• **Interface dataset entries**
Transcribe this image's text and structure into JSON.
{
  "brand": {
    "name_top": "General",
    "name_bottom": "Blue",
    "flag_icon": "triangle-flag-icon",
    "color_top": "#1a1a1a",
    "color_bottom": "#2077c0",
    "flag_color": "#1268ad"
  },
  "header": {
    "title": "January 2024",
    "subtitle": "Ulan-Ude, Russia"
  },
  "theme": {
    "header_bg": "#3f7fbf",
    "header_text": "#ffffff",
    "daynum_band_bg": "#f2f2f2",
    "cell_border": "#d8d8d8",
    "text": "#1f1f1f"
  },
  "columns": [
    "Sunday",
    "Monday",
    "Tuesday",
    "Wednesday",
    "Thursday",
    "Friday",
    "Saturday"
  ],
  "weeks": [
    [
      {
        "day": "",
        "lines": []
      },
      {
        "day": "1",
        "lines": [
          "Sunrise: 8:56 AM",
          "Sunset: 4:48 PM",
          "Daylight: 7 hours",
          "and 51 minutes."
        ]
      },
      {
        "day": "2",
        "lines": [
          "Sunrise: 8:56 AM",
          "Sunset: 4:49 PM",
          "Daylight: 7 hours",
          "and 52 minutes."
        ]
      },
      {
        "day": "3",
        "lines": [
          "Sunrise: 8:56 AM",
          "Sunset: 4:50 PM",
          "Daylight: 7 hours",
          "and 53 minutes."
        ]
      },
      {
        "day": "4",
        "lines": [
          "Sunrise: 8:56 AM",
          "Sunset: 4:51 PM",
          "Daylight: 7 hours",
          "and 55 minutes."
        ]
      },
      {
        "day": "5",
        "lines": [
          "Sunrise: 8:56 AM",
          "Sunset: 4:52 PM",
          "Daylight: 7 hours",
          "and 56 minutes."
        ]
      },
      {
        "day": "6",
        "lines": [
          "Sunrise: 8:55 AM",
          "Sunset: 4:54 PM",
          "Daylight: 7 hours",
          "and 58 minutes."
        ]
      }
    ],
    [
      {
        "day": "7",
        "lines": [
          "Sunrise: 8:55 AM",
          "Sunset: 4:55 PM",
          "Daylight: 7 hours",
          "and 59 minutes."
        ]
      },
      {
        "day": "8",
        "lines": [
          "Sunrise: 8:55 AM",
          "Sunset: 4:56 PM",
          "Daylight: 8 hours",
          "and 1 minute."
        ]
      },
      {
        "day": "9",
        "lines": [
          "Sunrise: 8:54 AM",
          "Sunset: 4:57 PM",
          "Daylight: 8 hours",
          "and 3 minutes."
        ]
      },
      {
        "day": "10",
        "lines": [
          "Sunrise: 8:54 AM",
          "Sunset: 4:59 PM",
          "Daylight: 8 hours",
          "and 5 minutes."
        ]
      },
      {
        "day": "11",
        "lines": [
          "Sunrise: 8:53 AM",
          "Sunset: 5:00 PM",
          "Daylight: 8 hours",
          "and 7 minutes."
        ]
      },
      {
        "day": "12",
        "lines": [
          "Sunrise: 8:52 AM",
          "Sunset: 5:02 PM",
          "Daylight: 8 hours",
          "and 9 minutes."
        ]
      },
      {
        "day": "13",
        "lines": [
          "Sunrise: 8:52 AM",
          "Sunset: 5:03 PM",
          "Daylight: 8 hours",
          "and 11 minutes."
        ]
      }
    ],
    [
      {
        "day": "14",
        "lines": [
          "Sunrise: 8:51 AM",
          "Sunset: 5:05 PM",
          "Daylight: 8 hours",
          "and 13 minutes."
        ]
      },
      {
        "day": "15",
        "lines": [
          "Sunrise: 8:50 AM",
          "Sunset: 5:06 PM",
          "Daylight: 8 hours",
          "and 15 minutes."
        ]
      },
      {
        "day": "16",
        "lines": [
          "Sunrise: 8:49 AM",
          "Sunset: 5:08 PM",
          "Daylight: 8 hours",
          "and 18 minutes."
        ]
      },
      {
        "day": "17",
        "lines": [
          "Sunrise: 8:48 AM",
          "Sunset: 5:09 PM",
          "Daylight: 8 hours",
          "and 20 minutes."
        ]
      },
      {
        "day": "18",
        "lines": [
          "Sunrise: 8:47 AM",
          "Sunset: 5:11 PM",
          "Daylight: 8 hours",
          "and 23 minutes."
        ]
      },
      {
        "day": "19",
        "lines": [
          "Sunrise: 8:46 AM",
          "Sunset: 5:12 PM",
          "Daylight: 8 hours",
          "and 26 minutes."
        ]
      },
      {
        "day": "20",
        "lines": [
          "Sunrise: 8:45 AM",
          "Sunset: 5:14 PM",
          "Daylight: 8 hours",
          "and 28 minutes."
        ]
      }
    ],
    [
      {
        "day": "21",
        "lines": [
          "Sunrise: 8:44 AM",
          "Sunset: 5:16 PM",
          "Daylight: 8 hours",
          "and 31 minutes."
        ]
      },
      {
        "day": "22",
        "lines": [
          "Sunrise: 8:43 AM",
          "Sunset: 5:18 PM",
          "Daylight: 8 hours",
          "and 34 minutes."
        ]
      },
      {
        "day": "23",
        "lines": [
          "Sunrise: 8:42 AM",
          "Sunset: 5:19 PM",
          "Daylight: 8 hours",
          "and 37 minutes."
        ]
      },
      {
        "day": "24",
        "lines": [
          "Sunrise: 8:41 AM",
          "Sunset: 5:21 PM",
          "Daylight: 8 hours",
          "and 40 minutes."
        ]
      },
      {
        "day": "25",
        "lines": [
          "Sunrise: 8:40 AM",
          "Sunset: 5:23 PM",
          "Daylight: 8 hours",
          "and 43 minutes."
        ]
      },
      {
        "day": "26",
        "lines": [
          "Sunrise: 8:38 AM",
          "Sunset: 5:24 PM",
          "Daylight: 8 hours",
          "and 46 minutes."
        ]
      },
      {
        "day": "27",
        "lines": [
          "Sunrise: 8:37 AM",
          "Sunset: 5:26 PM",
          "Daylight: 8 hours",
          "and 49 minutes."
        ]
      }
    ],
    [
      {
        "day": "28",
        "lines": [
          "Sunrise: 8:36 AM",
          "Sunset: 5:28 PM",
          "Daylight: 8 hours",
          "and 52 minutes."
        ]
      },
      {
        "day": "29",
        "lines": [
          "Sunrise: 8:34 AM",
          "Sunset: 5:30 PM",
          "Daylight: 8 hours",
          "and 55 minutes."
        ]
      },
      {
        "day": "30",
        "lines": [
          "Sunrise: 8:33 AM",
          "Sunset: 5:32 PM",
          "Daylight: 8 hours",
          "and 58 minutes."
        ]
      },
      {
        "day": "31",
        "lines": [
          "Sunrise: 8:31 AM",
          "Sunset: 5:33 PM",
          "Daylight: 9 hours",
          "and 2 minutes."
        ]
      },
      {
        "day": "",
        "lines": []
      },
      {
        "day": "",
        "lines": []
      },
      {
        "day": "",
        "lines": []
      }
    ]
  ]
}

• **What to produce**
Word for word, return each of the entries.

• **Task output**
Transcribe this image's text and structure into JSON.
{
  "brand": {
    "name_top": "General",
    "name_bottom": "Blue",
    "flag_icon": "triangle-flag-icon",
    "color_top": "#1a1a1a",
    "color_bottom": "#2077c0",
    "flag_color": "#1268ad"
  },
  "header": {
    "title": "January 2024",
    "subtitle": "Ulan-Ude, Russia"
  },
  "theme": {
    "header_bg": "#3f7fbf",
    "header_text": "#ffffff",
    "daynum_band_bg": "#f2f2f2",
    "cell_border": "#d8d8d8",
    "text": "#1f1f1f"
  },
  "columns": [
    "Sunday",
    "Monday",
    "Tuesday",
    "Wednesday",
    "Thursday",
    "Friday",
    "Saturday"
  ],
  "weeks": [
    [
      {
        "day": "",
        "lines": []
      },
      {
        "day": "1",
        "lines": [
          "Sunrise: 8:56 AM",
          "Sunset: 4:48 PM",
          "Daylight: 7 hours",
          "and 51 minutes."
        ]
      },
      {
        "day": "2",
        "lines": [
          "Sunrise: 8:56 AM",
          "Sunset: 4:49 PM",
          "Daylight: 7 hours",
          "and 52 minutes."
        ]
      },
      {
        "day": "3",
        "lines": [
          "Sunrise: 8:56 AM",
          "Sunset: 4:50 PM",
          "Daylight: 7 hours",
          "and 53 minutes."
        ]
      },
      {
        "day": "4",
        "lines": [
          "Sunrise: 8:56 AM",
          "Sunset: 4:51 PM",
          "Daylight: 7 hours",
          "and 55 minutes."
        ]
      },
      {
        "day": "5",
        "lines": [
          "Sunrise: 8:56 AM",
          "Sunset: 4:52 PM",
          "Daylight: 7 hours",
          "and 56 minutes."
        ]
      },
      {
        "day": "6",
        "lines": [
          "Sunrise: 8:55 AM",
          "Sunset: 4:54 PM",
          "Daylight: 7 hours",
          "and 58 minutes."
        ]
      }
    ],
    [
      {
        "day": "7",
        "lines": [
          "Sunrise: 8:55 AM",
          "Sunset: 4:55 PM",
          "Daylight: 7 hours",
          "and 59 minutes."
        ]
      },
      {
        "day": "8",
        "lines": [
          "Sunrise: 8:55 AM",
          "Sunset: 4:56 PM",
          "Daylight: 8 hours",
          "and 1 minute."
        ]
      },
      {
        "day": "9",
        "lines": [
          "Sunrise: 8:54 AM",
          "Sunset: 4:57 PM",
          "Daylight: 8 hours",
          "and 3 minutes."
        ]
      },
      {
        "day": "10",
        "lines": [
          "Sunrise: 8:54 AM",
          "Sunset: 4:59 PM",
          "Daylight: 8 hours",
          "and 5 minutes."
        ]
      },
      {
        "day": "11",
        "lines": [
          "Sunrise: 8:53 AM",
          "Sunset: 5:00 PM",
          "Daylight: 8 hours",
          "and 7 minutes."
        ]
      },
      {
        "day": "12",
        "lines": [
          "Sunrise: 8:52 AM",
          "Sunset: 5:02 PM",
          "Daylight: 8 hours",
          "and 9 minutes."
        ]
      },
      {
        "day": "13",
        "lines": [
          "Sunrise: 8:52 AM",
          "Sunset: 5:03 PM",
          "Daylight: 8 hours",
          "and 11 minutes."
        ]
      }
    ],
    [
      {
        "day": "14",
        "lines": [
          "Sunrise: 8:51 AM",
          "Sunset: 5:05 PM",
          "Daylight: 8 hours",
          "and 13 minutes."
        ]
      },
      {
        "day": "15",
        "lines": [
          "Sunrise: 8:50 AM",
          "Sunset: 5:06 PM",
          "Daylight: 8 hours",
          "and 15 minutes."
        ]
      },
      {
        "day": "16",
        "lines": [
          "Sunrise: 8:49 AM",
          "Sunset: 5:08 PM",
          "Daylight: 8 hours",
          "and 18 minutes."
        ]
      },
      {
        "day": "17",
        "lines": [
          "Sunrise: 8:48 AM",
          "Sunset: 5:09 PM",
          "Daylight: 8 hours",
          "and 20 minutes."
        ]
      },
      {
        "day": "18",
        "lines": [
          "Sunrise: 8:47 AM",
          "Sunset: 5:11 PM",
          "Daylight: 8 hours",
          "and 23 minutes."
        ]
      },
      {
        "day": "19",
        "lines": [
          "Sunrise: 8:46 AM",
          "Sunset: 5:12 PM",
          "Daylight: 8 hours",
          "and 26 minutes."
        ]
      },
      {
        "day": "20",
        "lines": [
          "Sunrise: 8:45 AM",
          "Sunset: 5:14 PM",
          "Daylight: 8 hours",
          "and 28 minutes."
        ]
      }
    ],
    [
      {
        "day": "21",
        "lines": [
          "Sunrise: 8:44 AM",
          "Sunset: 5:16 PM",
          "Daylight: 8 hours",
          "and 31 minutes."
        ]
      },
      {
        "day": "22",
        "lines": [
          "Sunrise: 8:43 AM",
          "Sunset: 5:18 PM",
          "Daylight: 8 hours",
          "and 34 minutes."
        ]
      },
      {
        "day": "23",
        "lines": [
          "Sunrise: 8:42 AM",
          "Sunset: 5:19 PM",
          "Daylight: 8 hours",
          "and 37 minutes."
        ]
      },
      {
        "day": "24",
        "lines": [
          "Sunrise: 8:41 AM",
          "Sunset: 5:21 PM",
          "Daylight: 8 hours",
          "and 40 minutes."
        ]
      },
      {
        "day": "25",
        "lines": [
          "Sunrise: 8:40 AM",
          "Sunset: 5:23 PM",
          "Daylight: 8 hours",
          "and 43 minutes."
        ]
      },
      {
        "day": "26",
        "lines": [
          "Sunrise: 8:38 AM",
          "Sunset: 5:24 PM",
          "Daylight: 8 hours",
          "and 46 minutes."
        ]
      },
      {
        "day": "27",
        "lines": [
          "Sunrise: 8:37 AM",
          "Sunset: 5:26 PM",
          "Daylight: 8 hours",
          "and 49 minutes."
        ]
      }
    ],
    [
      {
        "day": "28",
        "lines": [
          "Sunrise: 8:36 AM",
          "Sunset: 5:28 PM",
          "Daylight: 8 hours",
          "and 52 minutes."
        ]
      },
      {
        "day": "29",
        "lines": [
          "Sunrise: 8:34 AM",
          "Sunset: 5:30 PM",
          "Daylight: 8 hours",
          "and 55 minutes."
        ]
      },
      {
        "day": "30",
        "lines": [
          "Sunrise: 8:33 AM",
          "Sunset: 5:32 PM",
          "Daylight: 8 hours",
          "and 58 minutes."
        ]
      },
      {
        "day": "31",
        "lines": [
          "Sunrise: 8:31 AM",
          "Sunset: 5:33 PM",
          "Daylight: 9 hours",
          "and 2 minutes."
        ]
      },
      {
        "day": "",
        "lines": []
      },
      {
        "day": "",
        "lines": []
      },
      {
        "day": "",
        "lines": []
      }
    ]
  ]
}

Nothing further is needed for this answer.